### Problem details
The listing is to be printed in full, exactly as given.
- Opening Delimiter -
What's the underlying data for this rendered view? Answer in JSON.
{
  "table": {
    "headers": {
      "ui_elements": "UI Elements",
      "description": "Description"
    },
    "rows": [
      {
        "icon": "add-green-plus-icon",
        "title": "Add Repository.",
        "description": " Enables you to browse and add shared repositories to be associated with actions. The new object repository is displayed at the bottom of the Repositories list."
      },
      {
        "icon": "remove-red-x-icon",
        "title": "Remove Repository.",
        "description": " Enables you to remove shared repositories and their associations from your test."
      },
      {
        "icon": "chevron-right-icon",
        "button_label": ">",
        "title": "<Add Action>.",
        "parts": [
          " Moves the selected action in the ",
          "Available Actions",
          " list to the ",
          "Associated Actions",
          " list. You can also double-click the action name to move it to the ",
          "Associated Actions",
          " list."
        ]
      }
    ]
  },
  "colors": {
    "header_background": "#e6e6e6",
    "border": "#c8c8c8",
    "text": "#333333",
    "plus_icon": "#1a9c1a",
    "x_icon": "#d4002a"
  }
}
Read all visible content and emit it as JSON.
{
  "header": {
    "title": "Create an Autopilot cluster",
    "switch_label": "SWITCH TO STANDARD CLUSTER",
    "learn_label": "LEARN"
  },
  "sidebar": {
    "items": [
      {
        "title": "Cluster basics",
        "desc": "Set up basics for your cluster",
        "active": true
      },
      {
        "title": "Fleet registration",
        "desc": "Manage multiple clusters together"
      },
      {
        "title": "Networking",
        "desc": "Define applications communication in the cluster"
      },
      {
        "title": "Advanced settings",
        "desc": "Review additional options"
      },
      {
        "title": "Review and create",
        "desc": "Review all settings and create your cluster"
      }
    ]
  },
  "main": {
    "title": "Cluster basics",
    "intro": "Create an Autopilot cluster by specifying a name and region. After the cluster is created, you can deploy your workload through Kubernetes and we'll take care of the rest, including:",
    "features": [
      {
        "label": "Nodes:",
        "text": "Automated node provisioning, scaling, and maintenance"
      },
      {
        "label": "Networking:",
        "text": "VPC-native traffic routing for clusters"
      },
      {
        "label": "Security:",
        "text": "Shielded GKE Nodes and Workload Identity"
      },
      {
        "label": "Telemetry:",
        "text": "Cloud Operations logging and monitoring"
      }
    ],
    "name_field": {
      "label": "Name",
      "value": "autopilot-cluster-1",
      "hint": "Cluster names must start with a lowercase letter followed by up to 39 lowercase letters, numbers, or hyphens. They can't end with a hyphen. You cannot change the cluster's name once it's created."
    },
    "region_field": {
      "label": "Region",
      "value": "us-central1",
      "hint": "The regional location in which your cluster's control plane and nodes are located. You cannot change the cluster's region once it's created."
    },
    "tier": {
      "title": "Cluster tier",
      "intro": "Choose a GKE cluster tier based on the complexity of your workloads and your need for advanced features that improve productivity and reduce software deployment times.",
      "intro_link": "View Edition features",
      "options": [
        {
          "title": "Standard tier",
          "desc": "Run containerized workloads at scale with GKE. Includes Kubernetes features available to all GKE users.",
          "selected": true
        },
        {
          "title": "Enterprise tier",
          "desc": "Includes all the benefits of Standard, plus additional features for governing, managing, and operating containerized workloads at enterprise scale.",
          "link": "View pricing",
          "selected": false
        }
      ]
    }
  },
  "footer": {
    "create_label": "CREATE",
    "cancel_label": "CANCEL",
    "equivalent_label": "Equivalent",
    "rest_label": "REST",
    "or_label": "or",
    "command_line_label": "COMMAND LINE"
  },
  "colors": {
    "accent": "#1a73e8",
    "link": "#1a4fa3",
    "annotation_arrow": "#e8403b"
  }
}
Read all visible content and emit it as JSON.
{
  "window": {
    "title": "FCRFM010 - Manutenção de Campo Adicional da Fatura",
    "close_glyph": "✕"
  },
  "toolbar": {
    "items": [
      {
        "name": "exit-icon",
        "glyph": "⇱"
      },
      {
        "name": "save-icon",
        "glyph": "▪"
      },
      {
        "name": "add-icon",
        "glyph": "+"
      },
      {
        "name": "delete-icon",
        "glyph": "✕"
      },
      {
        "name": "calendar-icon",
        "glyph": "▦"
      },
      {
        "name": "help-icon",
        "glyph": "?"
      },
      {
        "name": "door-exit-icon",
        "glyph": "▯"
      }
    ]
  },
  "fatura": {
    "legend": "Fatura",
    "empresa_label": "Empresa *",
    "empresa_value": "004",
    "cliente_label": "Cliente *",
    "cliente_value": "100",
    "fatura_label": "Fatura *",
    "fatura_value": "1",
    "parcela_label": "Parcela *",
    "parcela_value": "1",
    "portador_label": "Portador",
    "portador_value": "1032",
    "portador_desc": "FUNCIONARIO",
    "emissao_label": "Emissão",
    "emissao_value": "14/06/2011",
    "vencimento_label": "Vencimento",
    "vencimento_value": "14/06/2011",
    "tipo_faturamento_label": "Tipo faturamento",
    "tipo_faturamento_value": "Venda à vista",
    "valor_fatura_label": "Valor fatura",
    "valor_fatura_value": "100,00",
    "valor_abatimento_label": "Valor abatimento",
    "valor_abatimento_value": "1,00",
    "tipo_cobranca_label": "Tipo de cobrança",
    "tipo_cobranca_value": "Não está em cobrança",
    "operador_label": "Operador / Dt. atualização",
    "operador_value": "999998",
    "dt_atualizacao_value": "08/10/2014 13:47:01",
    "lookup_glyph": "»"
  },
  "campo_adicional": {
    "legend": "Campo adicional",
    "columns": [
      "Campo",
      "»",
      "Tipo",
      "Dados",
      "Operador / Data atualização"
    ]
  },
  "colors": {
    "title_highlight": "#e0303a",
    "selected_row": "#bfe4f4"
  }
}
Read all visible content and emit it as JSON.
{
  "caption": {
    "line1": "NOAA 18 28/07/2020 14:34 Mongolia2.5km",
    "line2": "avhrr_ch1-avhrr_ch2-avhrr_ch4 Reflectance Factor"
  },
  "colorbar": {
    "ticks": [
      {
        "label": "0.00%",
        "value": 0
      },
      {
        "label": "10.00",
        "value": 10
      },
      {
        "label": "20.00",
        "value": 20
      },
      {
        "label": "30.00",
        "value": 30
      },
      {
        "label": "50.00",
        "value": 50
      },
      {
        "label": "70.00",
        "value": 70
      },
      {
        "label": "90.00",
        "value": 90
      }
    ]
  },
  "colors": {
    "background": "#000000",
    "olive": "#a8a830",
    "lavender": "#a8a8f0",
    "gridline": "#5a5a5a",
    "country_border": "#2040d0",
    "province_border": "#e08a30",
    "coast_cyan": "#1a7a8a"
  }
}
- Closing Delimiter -
### Written answer
What's the underlying data for this rendered view? Answer in JSON.
{
  "table": {
    "headers": {
      "ui_elements": "UI Elements",
      "description": "Description"
    },
    "rows": [
      {
        "icon": "add-green-plus-icon",
        "title": "Add Repository.",
        "description": " Enables you to browse and add shared repositories to be associated with actions. The new object repository is displayed at the bottom of the Repositories list."
      },
      {
        "icon": "remove-red-x-icon",
        "title": "Remove Repository.",
        "description": " Enables you to remove shared repositories and their associations from your test."
      },
      {
        "icon": "chevron-right-icon",
        "button_label": ">",
        "title": "<Add Action>.",
        "parts": [
          " Moves the selected action in the ",
          "Available Actions",
          " list to the ",
          "Associated Actions",
          " list. You can also double-click the action name to move it to the ",
          "Associated Actions",
          " list."
        ]
      }
    ]
  },
  "colors": {
    "header_background": "#e6e6e6",
    "border": "#c8c8c8",
    "text": "#333333",
    "plus_icon": "#1a9c1a",
    "x_icon": "#d4002a"
  }
}
Read all visible content and emit it as JSON.
{
  "header": {
    "title": "Create an Autopilot cluster",
    "switch_label": "SWITCH TO STANDARD CLUSTER",
    "learn_label": "LEARN"
  },
  "sidebar": {
    "items": [
      {
        "title": "Cluster basics",
        "desc": "Set up basics for your cluster",
        "active": true
      },
      {
        "title": "Fleet registration",
        "desc": "Manage multiple clusters together"
      },
      {
        "title": "Networking",
        "desc": "Define applications communication in the cluster"
      },
      {
        "title": "Advanced settings",
        "desc": "Review additional options"
      },
      {
        "title": "Review and create",
        "desc": "Review all settings and create your cluster"
      }
    ]
  },
  "main": {
    "title": "Cluster basics",
    "intro": "Create an Autopilot cluster by specifying a name and region. After the cluster is created, you can deploy your workload through Kubernetes and we'll take care of the rest, including:",
    "features": [
      {
        "label": "Nodes:",
        "text": "Automated node provisioning, scaling, and maintenance"
      },
      {
        "label": "Networking:",
        "text": "VPC-native traffic routing for clusters"
      },
      {
        "label": "Security:",
        "text": "Shielded GKE Nodes and Workload Identity"
      },
      {
        "label": "Telemetry:",
        "text": "Cloud Operations logging and monitoring"
      }
    ],
    "name_field": {
      "label": "Name",
      "value": "autopilot-cluster-1",
      "hint": "Cluster names must start with a lowercase letter followed by up to 39 lowercase letters, numbers, or hyphens. They can't end with a hyphen. You cannot change the cluster's name once it's created."
    },
    "region_field": {
      "label": "Region",
      "value": "us-central1",
      "hint": "The regional location in which your cluster's control plane and nodes are located. You cannot change the cluster's region once it's created."
    },
    "tier": {
      "title": "Cluster tier",
      "intro": "Choose a GKE cluster tier based on the complexity of your workloads and your need for advanced features that improve productivity and reduce software deployment times.",
      "intro_link": "View Edition features",
      "options": [
        {
          "title": "Standard tier",
          "desc": "Run containerized workloads at scale with GKE. Includes Kubernetes features available to all GKE users.",
          "selected": true
        },
        {
          "title": "Enterprise tier",
          "desc": "Includes all the benefits of Standard, plus additional features for governing, managing, and operating containerized workloads at enterprise scale.",
          "link": "View pricing",
          "selected": false
        }
      ]
    }
  },
  "footer": {
    "create_label": "CREATE",
    "cancel_label": "CANCEL",
    "equivalent_label": "Equivalent",
    "rest_label": "REST",
    "or_label": "or",
    "command_line_label": "COMMAND LINE"
  },
  "colors": {
    "accent": "#1a73e8",
    "link": "#1a4fa3",
    "annotation_arrow": "#e8403b"
  }
}
Read all visible content and emit it as JSON.
{
  "window": {
    "title": "FCRFM010 - Manutenção de Campo Adicional da Fatura",
    "close_glyph": "✕"
  },
  "toolbar": {
    "items": [
      {
        "name": "exit-icon",
        "glyph": "⇱"
      },
      {
        "name": "save-icon",
        "glyph": "▪"
      },
      {
        "name": "add-icon",
        "glyph": "+"
      },
      {
        "name": "delete-icon",
        "glyph": "✕"
      },
      {
        "name": "calendar-icon",
        "glyph": "▦"
      },
      {
        "name": "help-icon",
        "glyph": "?"
      },
      {
        "name": "door-exit-icon",
        "glyph": "▯"
      }
    ]
  },
  "fatura": {
    "legend": "Fatura",
    "empresa_label": "Empresa *",
    "empresa_value": "004",
    "cliente_label": "Cliente *",
    "cliente_value": "100",
    "fatura_label": "Fatura *",
    "fatura_value": "1",
    "parcela_label": "Parcela *",
    "parcela_value": "1",
    "portador_label": "Portador",
    "portador_value": "1032",
    "portador_desc": "FUNCIONARIO",
    "emissao_label": "Emissão",
    "emissao_value": "14/06/2011",
    "vencimento_label": "Vencimento",
    "vencimento_value": "14/06/2011",
    "tipo_faturamento_label": "Tipo faturamento",
    "tipo_faturamento_value": "Venda à vista",
    "valor_fatura_label": "Valor fatura",
    "valor_fatura_value": "100,00",
    "valor_abatimento_label": "Valor abatimento",
    "valor_abatimento_value": "1,00",
    "tipo_cobranca_label": "Tipo de cobrança",
    "tipo_cobranca_value": "Não está em cobrança",
    "operador_label": "Operador / Dt. atualização",
    "operador_value": "999998",
    "dt_atualizacao_value": "08/10/2014 13:47:01",
    "lookup_glyph": "»"
  },
  "campo_adicional": {
    "legend": "Campo adicional",
    "columns": [
      "Campo",
      "»",
      "Tipo",
      "Dados",
      "Operador / Data atualização"
    ]
  },
  "colors": {
    "title_highlight": "#e0303a",
    "selected_row": "#bfe4f4"
  }
}
Read all visible content and emit it as JSON.
{
  "caption": {
    "line1": "NOAA 18 28/07/2020 14:34 Mongolia2.5km",
    "line2": "avhrr_ch1-avhrr_ch2-avhrr_ch4 Reflectance Factor"
  },
  "colorbar": {
    "ticks": [
      {
        "label": "0.00%",
        "value": 0
      },
      {
        "label": "10.00",
        "value": 10
      },
      {
        "label": "20.00",
        "value": 20
      },
      {
        "label": "30.00",
        "value": 30
      },
      {
        "label": "50.00",
        "value": 50
      },
      {
        "label": "70.00",
        "value": 70
      },
      {
        "label": "90.00",
        "value": 90
      }
    ]
  },
  "colors": {
    "background": "#000000",
    "olive": "#a8a830",
    "lavender": "#a8a8f0",
    "gridline": "#5a5a5a",
    "country_border": "#2040d0",
    "province_border": "#e08a30",
    "coast_cyan": "#1a7a8a"
  }
}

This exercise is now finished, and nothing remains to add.